**Material for this task:**

-*-

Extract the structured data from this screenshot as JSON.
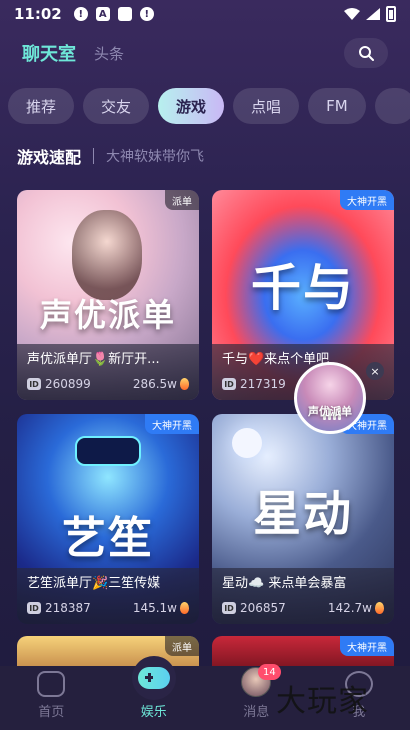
{
  "status_bar": {
    "time": "11:02",
    "icons_left": [
      "alert-icon",
      "a-icon",
      "square-icon",
      "alert-icon"
    ],
    "icons_right": [
      "wifi-icon",
      "signal-icon",
      "battery-icon"
    ]
  },
  "header": {
    "active_tab": "聊天室",
    "tab2": "头条",
    "search_icon": "search-icon",
    "accent_color": "#6ee7d8"
  },
  "chips": [
    "推荐",
    "交友",
    "游戏",
    "点唱",
    "FM"
  ],
  "active_chip": "游戏",
  "section": {
    "title": "游戏速配",
    "subtitle": "大神软妹带你飞"
  },
  "cards": [
    {
      "tag": "派单",
      "art_text": "声优派单",
      "name": "声优派单厅🌷新厅开...",
      "id": "260899",
      "hot": "286.5w"
    },
    {
      "tag": "大神开黑",
      "art_text": "千与",
      "name": "千与❤️来点个单吧",
      "id": "217319",
      "hot": ""
    },
    {
      "tag": "大神开黑",
      "art_text": "艺笙",
      "name": "艺笙派单厅🎉三笙传媒",
      "id": "218387",
      "hot": "145.1w"
    },
    {
      "tag": "大神开黑",
      "art_text": "星动",
      "name": "星动☁️ 来点单会暴富",
      "id": "206857",
      "hot": "142.7w"
    }
  ],
  "partial_cards": [
    {
      "tag": "派单"
    },
    {
      "tag": "大神开黑"
    }
  ],
  "floating_room": {
    "label": "声优派单",
    "close": "×"
  },
  "id_badge": "ID",
  "bottom_nav": [
    {
      "label": "首页",
      "icon": "home-icon"
    },
    {
      "label": "娱乐",
      "icon": "gamepad-icon"
    },
    {
      "label": "消息",
      "icon": "avatar-icon",
      "badge": "14"
    },
    {
      "label": "我",
      "icon": "user-icon"
    }
  ],
  "watermark": "大玩家"
}
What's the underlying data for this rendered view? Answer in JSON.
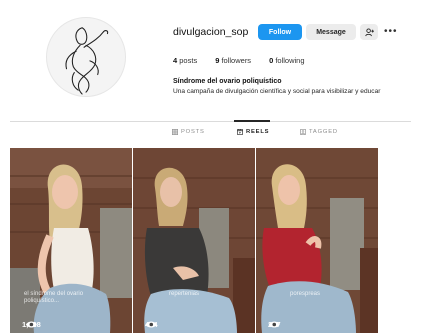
{
  "profile": {
    "username": "divulgacion_sop",
    "follow_label": "Follow",
    "message_label": "Message",
    "suggest_icon": "add-person-icon",
    "more_label": "•••",
    "posts_count": "4",
    "posts_label": "posts",
    "followers_count": "9",
    "followers_label": "followers",
    "following_count": "0",
    "following_label": "following",
    "bio_name": "Síndrome del ovario poliquístico",
    "bio_text": "Una campaña de divulgación científica y social para visibilizar y educar"
  },
  "tabs": [
    {
      "label": "POSTS",
      "icon": "grid-icon",
      "active": false
    },
    {
      "label": "REELS",
      "icon": "reels-icon",
      "active": true
    },
    {
      "label": "TAGGED",
      "icon": "tag-icon",
      "active": false
    }
  ],
  "reels": [
    {
      "caption_line1": "el síndrome del ovario",
      "caption_line2": "poliquístico...",
      "views": "1,228"
    },
    {
      "caption_line1": "repertenias",
      "caption_line2": "",
      "views": "464"
    },
    {
      "caption_line1": "porespreas",
      "caption_line2": "",
      "views": "207"
    }
  ],
  "colors": {
    "accent": "#1c96f0",
    "button_bg": "#ececec",
    "text": "#262626"
  }
}
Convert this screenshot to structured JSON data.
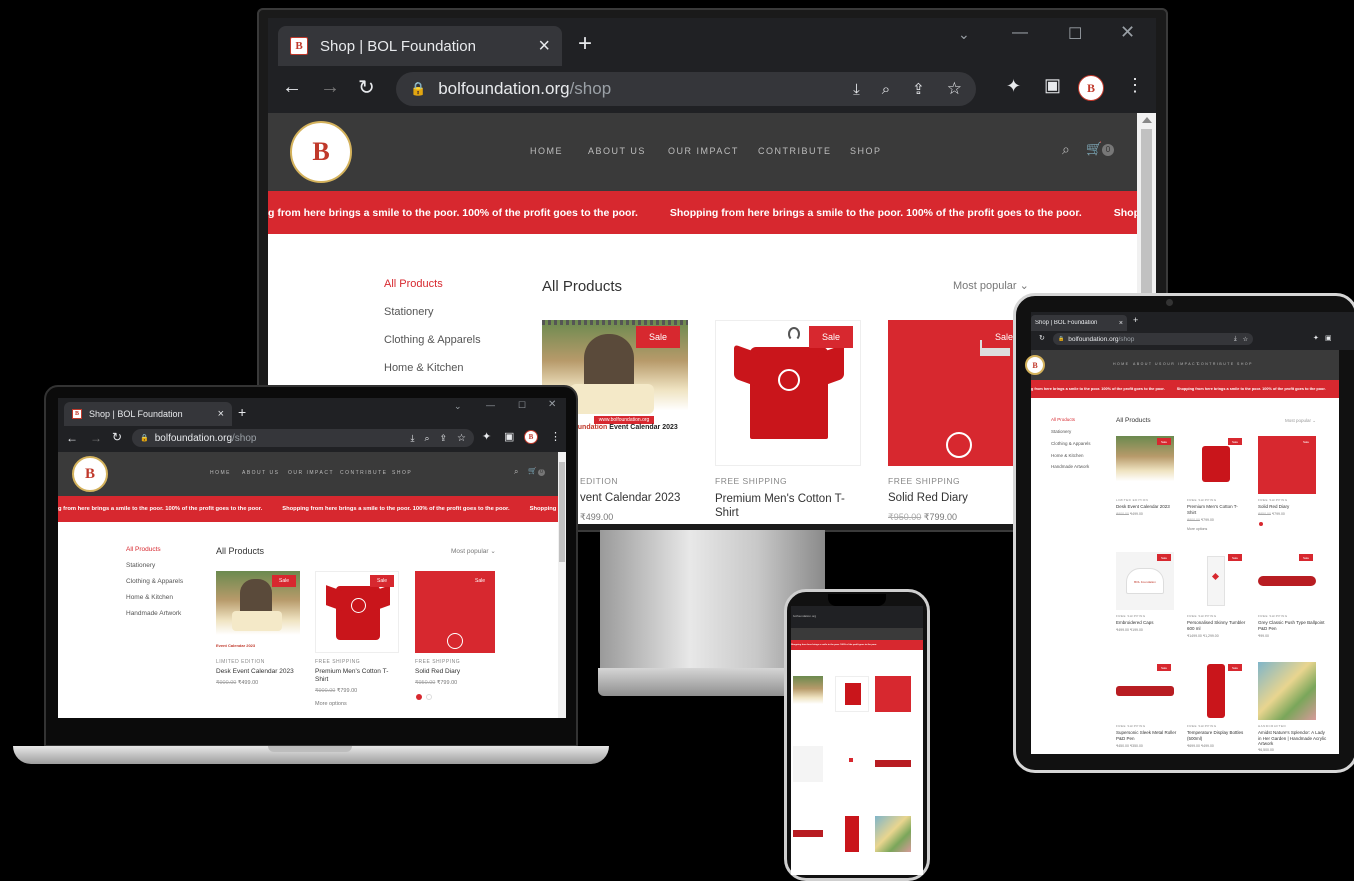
{
  "browser": {
    "tab_title": "Shop | BOL Foundation",
    "url_host": "bolfoundation.org",
    "url_path": "/shop",
    "new_tab": "+",
    "close": "×"
  },
  "site": {
    "logo_letter": "B",
    "nav": [
      "HOME",
      "ABOUT US",
      "OUR IMPACT",
      "CONTRIBUTE",
      "SHOP"
    ],
    "cart_count": "0",
    "banner_text": "Shopping from here brings a smile to the poor. 100% of the profit goes to the poor.",
    "banner_left_fragment": "g from here brings a smile to the poor. 100% of the profit goes to the poor.",
    "banner_right_fragment": "Shopping from h"
  },
  "shop": {
    "categories": [
      "All Products",
      "Stationery",
      "Clothing & Apparels",
      "Home & Kitchen",
      "Handmade Artwork"
    ],
    "heading": "All Products",
    "sort": "Most popular",
    "sale_label": "Sale",
    "products": [
      {
        "tag": "LIMITED EDITION",
        "name": "Desk Event Calendar 2023",
        "old_price": "₹900.00",
        "price": "₹499.00"
      },
      {
        "tag": "FREE SHIPPING",
        "name": "Premium Men's Cotton T-Shirt",
        "old_price": "₹900.00",
        "price": "₹799.00",
        "extra": "More options"
      },
      {
        "tag": "FREE SHIPPING",
        "name": "Solid Red Diary",
        "old_price": "₹950.00",
        "price": "₹799.00"
      }
    ],
    "monitor_tag_fragment": "EDITION",
    "monitor_name_fragment": "vent Calendar 2023",
    "monitor_price_fragment": "₹499.00",
    "monitor_diary_price": "₹799.00",
    "calendar_print": "Event Calendar 2023",
    "calendar_print_prefix": "e (BOL) Foundation",
    "calendar_url_print": "www.bolfoundation.org"
  },
  "tablet": {
    "products_row2": [
      {
        "tag": "FREE SHIPPING",
        "name": "Embroidered Caps",
        "price": "₹499.00 ₹199.00",
        "print": "BOL Foundation"
      },
      {
        "tag": "FREE SHIPPING",
        "name": "Personalised Skinny Tumbler 600 ml",
        "price": "₹1499.00 ₹1,299.00"
      },
      {
        "tag": "FREE SHIPPING",
        "name": "Grey Classic Push Type Ballpoint P&D Pen",
        "price": "₹99.00"
      }
    ],
    "products_row3": [
      {
        "tag": "FREE SHIPPING",
        "name": "Supersonic Sleek Metal Roller P&D Pen",
        "price": "₹450.00 ₹350.00"
      },
      {
        "tag": "FREE SHIPPING",
        "name": "Temperature Display Bottles (500ml)",
        "price": "₹699.00 ₹499.00"
      },
      {
        "tag": "HANDCRAFTED",
        "name": "Amidst Nature's Splendor: A Lady in Her Garden | Handmade Acrylic Artwork",
        "price": "₹6,500.00"
      }
    ]
  },
  "colors": {
    "brand_red": "#d7282f",
    "header_dark": "#3a3a3a",
    "chrome_dark": "#202124"
  }
}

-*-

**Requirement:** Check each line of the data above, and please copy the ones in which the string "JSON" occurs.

**Response to the task:**
Extract the structured data from this screenshot as JSON.
What's the underlying data for this rendered view? Answer in JSON.
Convert this screenshot to structured JSON data.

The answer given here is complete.